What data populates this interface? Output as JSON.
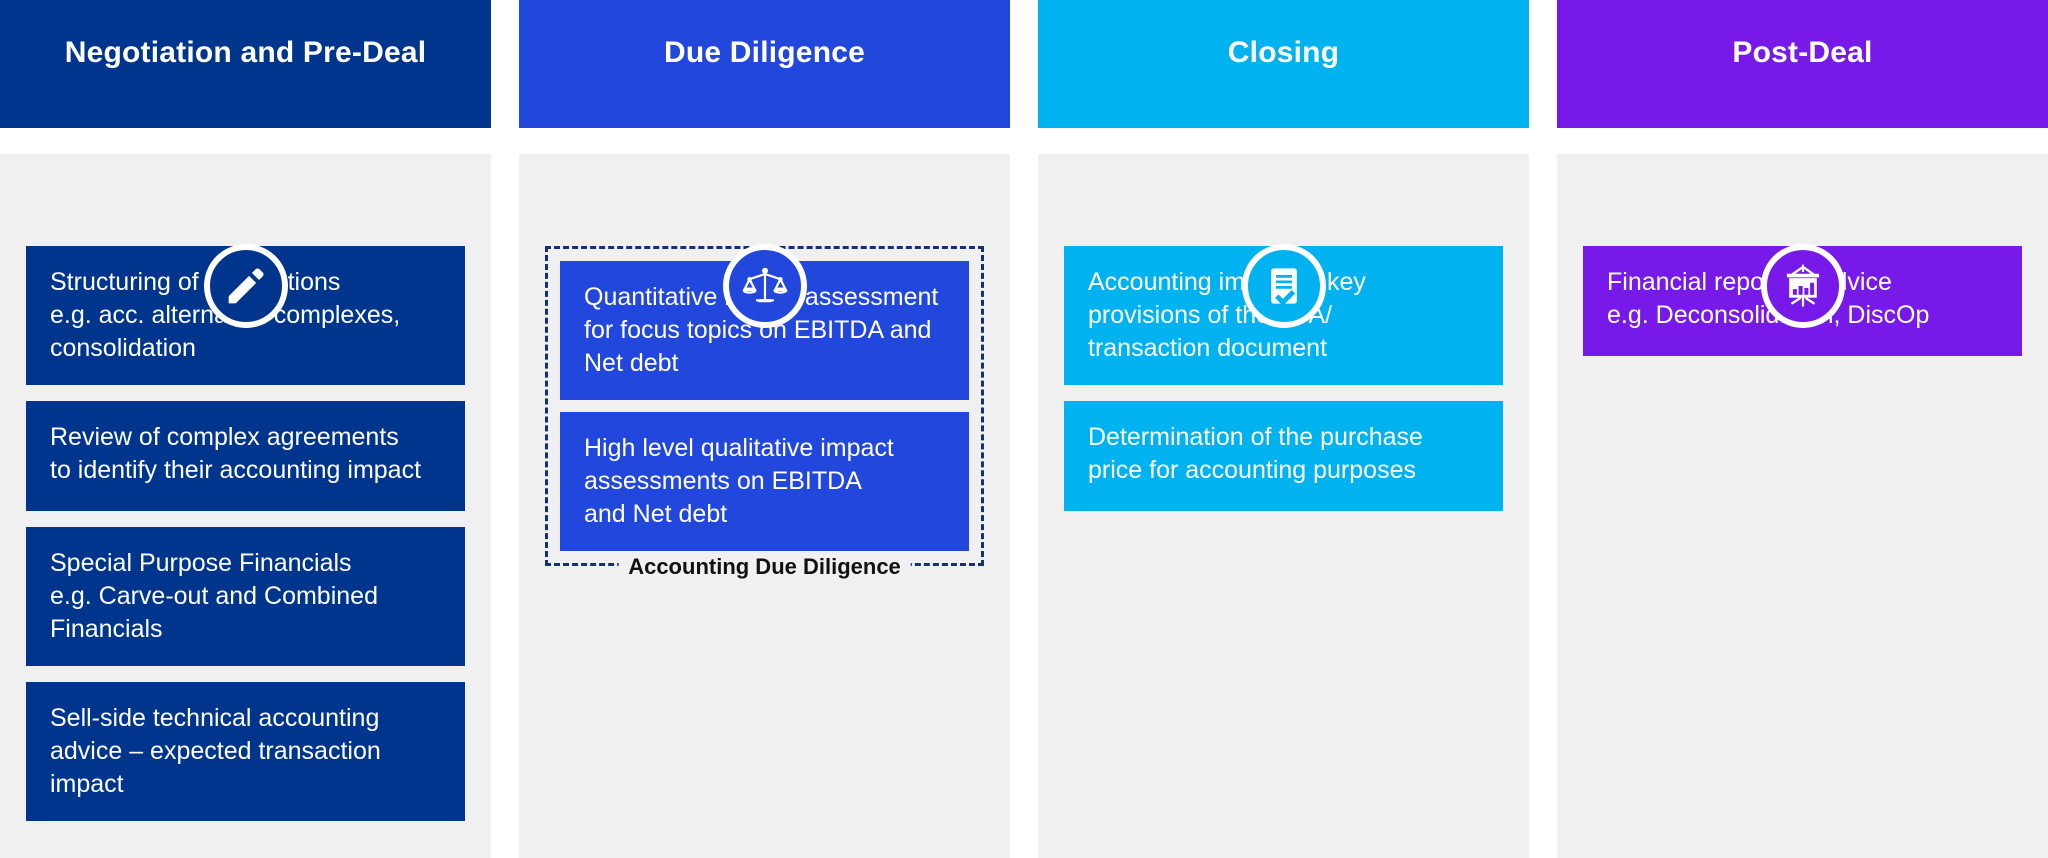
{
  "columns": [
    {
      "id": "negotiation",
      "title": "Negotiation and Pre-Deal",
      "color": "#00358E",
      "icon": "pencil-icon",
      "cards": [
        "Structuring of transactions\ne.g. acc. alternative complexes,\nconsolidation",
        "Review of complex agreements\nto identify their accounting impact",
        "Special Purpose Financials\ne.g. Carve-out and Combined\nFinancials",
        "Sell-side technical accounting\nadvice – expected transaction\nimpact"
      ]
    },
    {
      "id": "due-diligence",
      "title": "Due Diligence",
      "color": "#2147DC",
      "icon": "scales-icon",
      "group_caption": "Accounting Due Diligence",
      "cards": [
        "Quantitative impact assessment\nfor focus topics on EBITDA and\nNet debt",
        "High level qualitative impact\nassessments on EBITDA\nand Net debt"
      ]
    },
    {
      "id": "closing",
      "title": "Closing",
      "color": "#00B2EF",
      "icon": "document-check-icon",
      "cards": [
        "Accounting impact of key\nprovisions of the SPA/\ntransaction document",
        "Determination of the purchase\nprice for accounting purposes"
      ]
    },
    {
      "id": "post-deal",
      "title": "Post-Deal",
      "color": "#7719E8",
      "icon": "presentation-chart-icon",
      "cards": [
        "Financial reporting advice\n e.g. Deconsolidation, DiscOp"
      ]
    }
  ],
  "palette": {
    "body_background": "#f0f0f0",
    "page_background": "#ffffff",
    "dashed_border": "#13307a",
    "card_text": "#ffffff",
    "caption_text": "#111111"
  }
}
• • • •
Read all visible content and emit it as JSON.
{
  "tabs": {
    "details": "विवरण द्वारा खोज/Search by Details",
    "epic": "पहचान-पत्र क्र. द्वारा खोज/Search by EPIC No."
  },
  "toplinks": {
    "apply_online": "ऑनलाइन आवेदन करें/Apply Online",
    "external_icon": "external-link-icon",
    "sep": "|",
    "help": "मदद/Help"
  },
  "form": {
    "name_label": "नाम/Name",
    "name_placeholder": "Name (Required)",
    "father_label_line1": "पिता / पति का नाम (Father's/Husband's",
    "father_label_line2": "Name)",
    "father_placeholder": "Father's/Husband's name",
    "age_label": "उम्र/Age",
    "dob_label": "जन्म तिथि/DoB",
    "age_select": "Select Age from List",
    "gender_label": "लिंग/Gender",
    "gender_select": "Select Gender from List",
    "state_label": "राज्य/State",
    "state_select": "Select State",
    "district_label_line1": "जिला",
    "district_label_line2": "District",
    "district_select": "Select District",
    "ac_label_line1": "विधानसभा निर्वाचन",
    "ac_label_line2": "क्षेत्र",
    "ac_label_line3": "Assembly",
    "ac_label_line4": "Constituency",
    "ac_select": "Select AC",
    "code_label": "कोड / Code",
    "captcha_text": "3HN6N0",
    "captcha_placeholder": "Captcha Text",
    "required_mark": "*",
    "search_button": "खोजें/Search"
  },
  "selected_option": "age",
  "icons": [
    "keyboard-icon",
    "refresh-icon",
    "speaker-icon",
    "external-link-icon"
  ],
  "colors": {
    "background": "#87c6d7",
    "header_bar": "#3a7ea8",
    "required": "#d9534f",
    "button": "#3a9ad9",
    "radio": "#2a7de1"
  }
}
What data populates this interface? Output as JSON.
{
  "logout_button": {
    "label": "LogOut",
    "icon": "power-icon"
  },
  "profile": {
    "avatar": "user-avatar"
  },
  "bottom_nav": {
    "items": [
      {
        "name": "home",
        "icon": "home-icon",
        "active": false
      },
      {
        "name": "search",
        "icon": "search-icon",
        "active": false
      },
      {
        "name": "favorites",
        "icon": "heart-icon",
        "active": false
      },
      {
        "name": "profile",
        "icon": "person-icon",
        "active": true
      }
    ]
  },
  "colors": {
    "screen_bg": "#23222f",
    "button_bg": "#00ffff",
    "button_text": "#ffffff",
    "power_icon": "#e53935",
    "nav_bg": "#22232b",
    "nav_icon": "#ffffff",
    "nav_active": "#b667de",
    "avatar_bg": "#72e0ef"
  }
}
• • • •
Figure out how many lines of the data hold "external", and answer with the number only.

2